Data to use Start Marker

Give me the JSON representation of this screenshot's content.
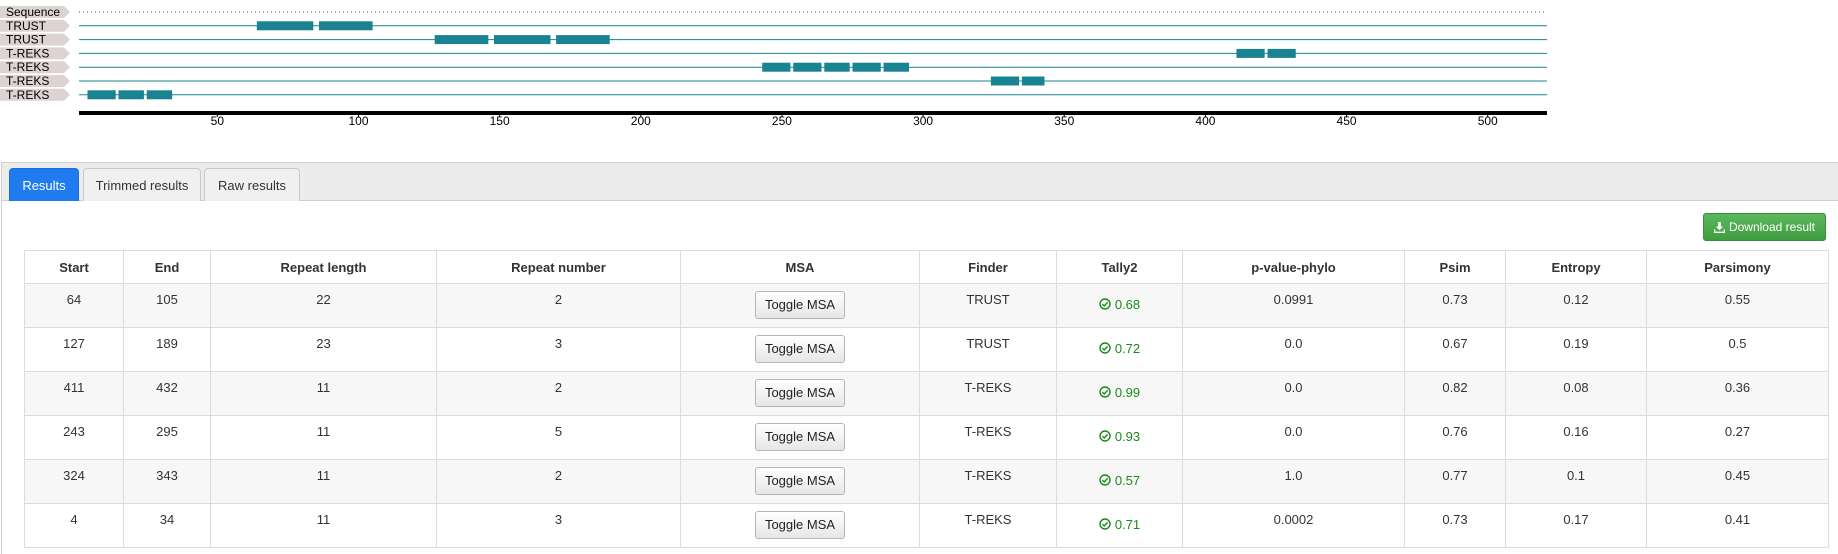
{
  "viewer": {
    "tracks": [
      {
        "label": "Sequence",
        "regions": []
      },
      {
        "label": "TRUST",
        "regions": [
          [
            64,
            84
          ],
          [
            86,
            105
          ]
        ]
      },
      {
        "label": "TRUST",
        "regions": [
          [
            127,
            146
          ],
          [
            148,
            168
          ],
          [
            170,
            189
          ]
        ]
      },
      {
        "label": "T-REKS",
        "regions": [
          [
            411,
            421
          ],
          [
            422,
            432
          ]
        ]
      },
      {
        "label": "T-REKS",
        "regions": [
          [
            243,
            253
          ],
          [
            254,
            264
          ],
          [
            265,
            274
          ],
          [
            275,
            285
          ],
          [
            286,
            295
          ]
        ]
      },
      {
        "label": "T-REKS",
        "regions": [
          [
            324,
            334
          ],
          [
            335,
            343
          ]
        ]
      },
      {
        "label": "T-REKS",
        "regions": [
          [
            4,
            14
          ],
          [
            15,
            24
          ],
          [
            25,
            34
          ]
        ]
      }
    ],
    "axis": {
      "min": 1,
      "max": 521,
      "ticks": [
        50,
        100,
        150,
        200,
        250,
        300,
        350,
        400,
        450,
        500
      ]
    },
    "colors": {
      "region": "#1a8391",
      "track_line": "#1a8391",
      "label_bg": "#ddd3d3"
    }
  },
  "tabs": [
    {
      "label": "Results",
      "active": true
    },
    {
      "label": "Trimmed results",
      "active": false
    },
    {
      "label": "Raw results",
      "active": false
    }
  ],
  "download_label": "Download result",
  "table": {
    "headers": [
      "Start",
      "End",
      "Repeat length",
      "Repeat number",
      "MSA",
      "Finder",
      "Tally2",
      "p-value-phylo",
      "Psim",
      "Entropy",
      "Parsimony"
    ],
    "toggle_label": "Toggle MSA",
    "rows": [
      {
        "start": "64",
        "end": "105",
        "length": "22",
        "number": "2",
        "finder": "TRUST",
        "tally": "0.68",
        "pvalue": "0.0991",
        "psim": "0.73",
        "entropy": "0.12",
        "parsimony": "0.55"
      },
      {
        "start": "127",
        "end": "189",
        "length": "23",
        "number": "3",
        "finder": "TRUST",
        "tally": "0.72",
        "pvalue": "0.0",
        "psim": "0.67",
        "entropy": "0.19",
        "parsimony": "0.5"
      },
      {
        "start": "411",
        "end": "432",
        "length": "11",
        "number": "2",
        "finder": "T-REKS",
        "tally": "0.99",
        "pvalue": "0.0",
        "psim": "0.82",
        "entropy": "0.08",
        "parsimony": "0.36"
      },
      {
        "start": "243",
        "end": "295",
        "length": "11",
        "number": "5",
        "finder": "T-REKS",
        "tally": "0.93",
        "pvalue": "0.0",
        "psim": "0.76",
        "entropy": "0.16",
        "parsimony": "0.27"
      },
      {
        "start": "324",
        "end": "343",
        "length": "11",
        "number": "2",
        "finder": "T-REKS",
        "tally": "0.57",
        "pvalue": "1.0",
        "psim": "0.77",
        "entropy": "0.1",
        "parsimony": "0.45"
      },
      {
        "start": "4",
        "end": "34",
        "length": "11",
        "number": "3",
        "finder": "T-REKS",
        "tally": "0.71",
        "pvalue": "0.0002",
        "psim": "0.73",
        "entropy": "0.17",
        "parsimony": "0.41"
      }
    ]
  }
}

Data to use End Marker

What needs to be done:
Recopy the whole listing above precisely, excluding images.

Answer to this task:
Give me the JSON representation of this screenshot's content.
{
  "viewer": {
    "tracks": [
      {
        "label": "Sequence",
        "regions": []
      },
      {
        "label": "TRUST",
        "regions": [
          [
            64,
            84
          ],
          [
            86,
            105
          ]
        ]
      },
      {
        "label": "TRUST",
        "regions": [
          [
            127,
            146
          ],
          [
            148,
            168
          ],
          [
            170,
            189
          ]
        ]
      },
      {
        "label": "T-REKS",
        "regions": [
          [
            411,
            421
          ],
          [
            422,
            432
          ]
        ]
      },
      {
        "label": "T-REKS",
        "regions": [
          [
            243,
            253
          ],
          [
            254,
            264
          ],
          [
            265,
            274
          ],
          [
            275,
            285
          ],
          [
            286,
            295
          ]
        ]
      },
      {
        "label": "T-REKS",
        "regions": [
          [
            324,
            334
          ],
          [
            335,
            343
          ]
        ]
      },
      {
        "label": "T-REKS",
        "regions": [
          [
            4,
            14
          ],
          [
            15,
            24
          ],
          [
            25,
            34
          ]
        ]
      }
    ],
    "axis": {
      "min": 1,
      "max": 521,
      "ticks": [
        50,
        100,
        150,
        200,
        250,
        300,
        350,
        400,
        450,
        500
      ]
    },
    "colors": {
      "region": "#1a8391",
      "track_line": "#1a8391",
      "label_bg": "#ddd3d3"
    }
  },
  "tabs": [
    {
      "label": "Results",
      "active": true
    },
    {
      "label": "Trimmed results",
      "active": false
    },
    {
      "label": "Raw results",
      "active": false
    }
  ],
  "download_label": "Download result",
  "table": {
    "headers": [
      "Start",
      "End",
      "Repeat length",
      "Repeat number",
      "MSA",
      "Finder",
      "Tally2",
      "p-value-phylo",
      "Psim",
      "Entropy",
      "Parsimony"
    ],
    "toggle_label": "Toggle MSA",
    "rows": [
      {
        "start": "64",
        "end": "105",
        "length": "22",
        "number": "2",
        "finder": "TRUST",
        "tally": "0.68",
        "pvalue": "0.0991",
        "psim": "0.73",
        "entropy": "0.12",
        "parsimony": "0.55"
      },
      {
        "start": "127",
        "end": "189",
        "length": "23",
        "number": "3",
        "finder": "TRUST",
        "tally": "0.72",
        "pvalue": "0.0",
        "psim": "0.67",
        "entropy": "0.19",
        "parsimony": "0.5"
      },
      {
        "start": "411",
        "end": "432",
        "length": "11",
        "number": "2",
        "finder": "T-REKS",
        "tally": "0.99",
        "pvalue": "0.0",
        "psim": "0.82",
        "entropy": "0.08",
        "parsimony": "0.36"
      },
      {
        "start": "243",
        "end": "295",
        "length": "11",
        "number": "5",
        "finder": "T-REKS",
        "tally": "0.93",
        "pvalue": "0.0",
        "psim": "0.76",
        "entropy": "0.16",
        "parsimony": "0.27"
      },
      {
        "start": "324",
        "end": "343",
        "length": "11",
        "number": "2",
        "finder": "T-REKS",
        "tally": "0.57",
        "pvalue": "1.0",
        "psim": "0.77",
        "entropy": "0.1",
        "parsimony": "0.45"
      },
      {
        "start": "4",
        "end": "34",
        "length": "11",
        "number": "3",
        "finder": "T-REKS",
        "tally": "0.71",
        "pvalue": "0.0002",
        "psim": "0.73",
        "entropy": "0.17",
        "parsimony": "0.41"
      }
    ]
  }
}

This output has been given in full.